SpruceTop
06-11-2009, 08:23 AM
Can anyone explain to me the difference in sound between these two. I have a Martin HD-28 that I love, but the smaller body of the Gibson is interesting to me. How would any of you characterize the difference between the two. Thanks.

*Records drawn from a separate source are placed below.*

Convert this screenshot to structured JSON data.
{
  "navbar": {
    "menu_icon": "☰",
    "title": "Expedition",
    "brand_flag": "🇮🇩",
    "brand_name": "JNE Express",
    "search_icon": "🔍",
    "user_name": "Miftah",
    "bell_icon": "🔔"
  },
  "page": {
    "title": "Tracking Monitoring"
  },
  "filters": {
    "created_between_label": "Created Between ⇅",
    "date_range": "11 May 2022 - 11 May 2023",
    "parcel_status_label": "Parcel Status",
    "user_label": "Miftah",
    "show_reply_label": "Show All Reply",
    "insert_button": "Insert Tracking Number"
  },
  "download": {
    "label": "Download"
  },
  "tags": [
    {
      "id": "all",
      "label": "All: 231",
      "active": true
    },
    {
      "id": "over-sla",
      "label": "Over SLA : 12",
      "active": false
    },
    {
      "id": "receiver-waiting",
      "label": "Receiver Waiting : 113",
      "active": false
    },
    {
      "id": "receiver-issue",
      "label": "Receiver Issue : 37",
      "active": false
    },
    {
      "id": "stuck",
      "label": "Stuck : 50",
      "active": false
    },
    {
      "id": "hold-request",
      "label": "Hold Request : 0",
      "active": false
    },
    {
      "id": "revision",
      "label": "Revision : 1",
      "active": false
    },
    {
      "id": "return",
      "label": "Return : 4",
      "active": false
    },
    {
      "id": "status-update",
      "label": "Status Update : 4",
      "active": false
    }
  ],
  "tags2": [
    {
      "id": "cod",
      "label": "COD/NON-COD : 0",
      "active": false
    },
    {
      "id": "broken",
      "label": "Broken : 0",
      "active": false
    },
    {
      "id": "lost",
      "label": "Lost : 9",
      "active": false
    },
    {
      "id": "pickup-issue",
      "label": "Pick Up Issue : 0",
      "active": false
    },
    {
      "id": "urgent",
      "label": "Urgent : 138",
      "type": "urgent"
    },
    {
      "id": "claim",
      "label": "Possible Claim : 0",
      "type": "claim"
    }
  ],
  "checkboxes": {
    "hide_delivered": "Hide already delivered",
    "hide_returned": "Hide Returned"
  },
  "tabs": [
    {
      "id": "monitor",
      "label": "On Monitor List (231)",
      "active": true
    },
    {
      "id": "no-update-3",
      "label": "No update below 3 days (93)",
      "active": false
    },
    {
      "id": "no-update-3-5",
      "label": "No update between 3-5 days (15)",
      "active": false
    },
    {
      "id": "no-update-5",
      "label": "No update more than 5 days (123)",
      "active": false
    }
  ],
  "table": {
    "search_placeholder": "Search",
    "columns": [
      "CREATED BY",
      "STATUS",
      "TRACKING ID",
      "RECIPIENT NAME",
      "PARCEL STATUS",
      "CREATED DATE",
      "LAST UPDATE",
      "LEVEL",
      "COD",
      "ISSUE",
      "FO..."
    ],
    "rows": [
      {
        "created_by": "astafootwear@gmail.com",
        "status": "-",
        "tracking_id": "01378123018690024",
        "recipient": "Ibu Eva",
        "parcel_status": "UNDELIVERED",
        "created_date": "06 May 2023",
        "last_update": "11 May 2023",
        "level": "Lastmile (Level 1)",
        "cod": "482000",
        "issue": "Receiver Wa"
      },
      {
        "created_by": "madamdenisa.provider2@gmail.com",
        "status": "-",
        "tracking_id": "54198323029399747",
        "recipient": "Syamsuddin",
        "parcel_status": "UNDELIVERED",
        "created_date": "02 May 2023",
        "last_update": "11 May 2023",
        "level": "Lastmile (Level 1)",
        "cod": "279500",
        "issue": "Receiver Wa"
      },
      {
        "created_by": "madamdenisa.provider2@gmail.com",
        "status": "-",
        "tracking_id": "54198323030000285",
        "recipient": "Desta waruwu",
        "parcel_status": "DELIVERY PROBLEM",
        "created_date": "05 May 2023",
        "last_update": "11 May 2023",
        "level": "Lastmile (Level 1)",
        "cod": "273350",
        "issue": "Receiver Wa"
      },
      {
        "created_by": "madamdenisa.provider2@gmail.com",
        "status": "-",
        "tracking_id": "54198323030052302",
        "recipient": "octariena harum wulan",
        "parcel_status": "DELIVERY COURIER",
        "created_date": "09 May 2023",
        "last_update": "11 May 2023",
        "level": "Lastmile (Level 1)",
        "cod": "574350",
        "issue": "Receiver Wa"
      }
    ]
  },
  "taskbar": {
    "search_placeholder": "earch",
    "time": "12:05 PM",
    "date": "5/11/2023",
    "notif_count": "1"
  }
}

Both the Martin HD-28 and Gibson J-45 can be loud! The Martin HD-28 has a darker rosewood tone while the mahogany back and sides Gibson J-45 coupled with its bracing pattern has the wonderful Gibson midrange presence and is more "open" sounding than the Martin HD-28. With their scalloped braces--forward-shifted on the J-45--both guitars feature prominent bass emphasis and a warm overall resonance and make great flatpicking and fingerpicking guitars. Dimensionally, the Gibson J-45 is a bit wider and deeper than a Martin HD-28. The Gibson's 24-3/4" scale length with it's lesser string-tension vs. the Martin's 25.4" scale length makes the Gibson an easier-playing guitar. If a guitarist is into dreadnought guitars, they should have a Martin HD-28 and a Gibson J-45 in their stable as the tone characteristics and playability of each are different enough that each guitar is a refreshing change from the other.

A new Gibson J-45 (regular mahogany back and sides model) will be a bit less costly than a Martin HD-28 and the J-45 includes the L.R. Baggs Active Element pickup/preamp with soundhole volume control while a new Martin HD-28 is acoustic-only.

Regards,

SpruceTop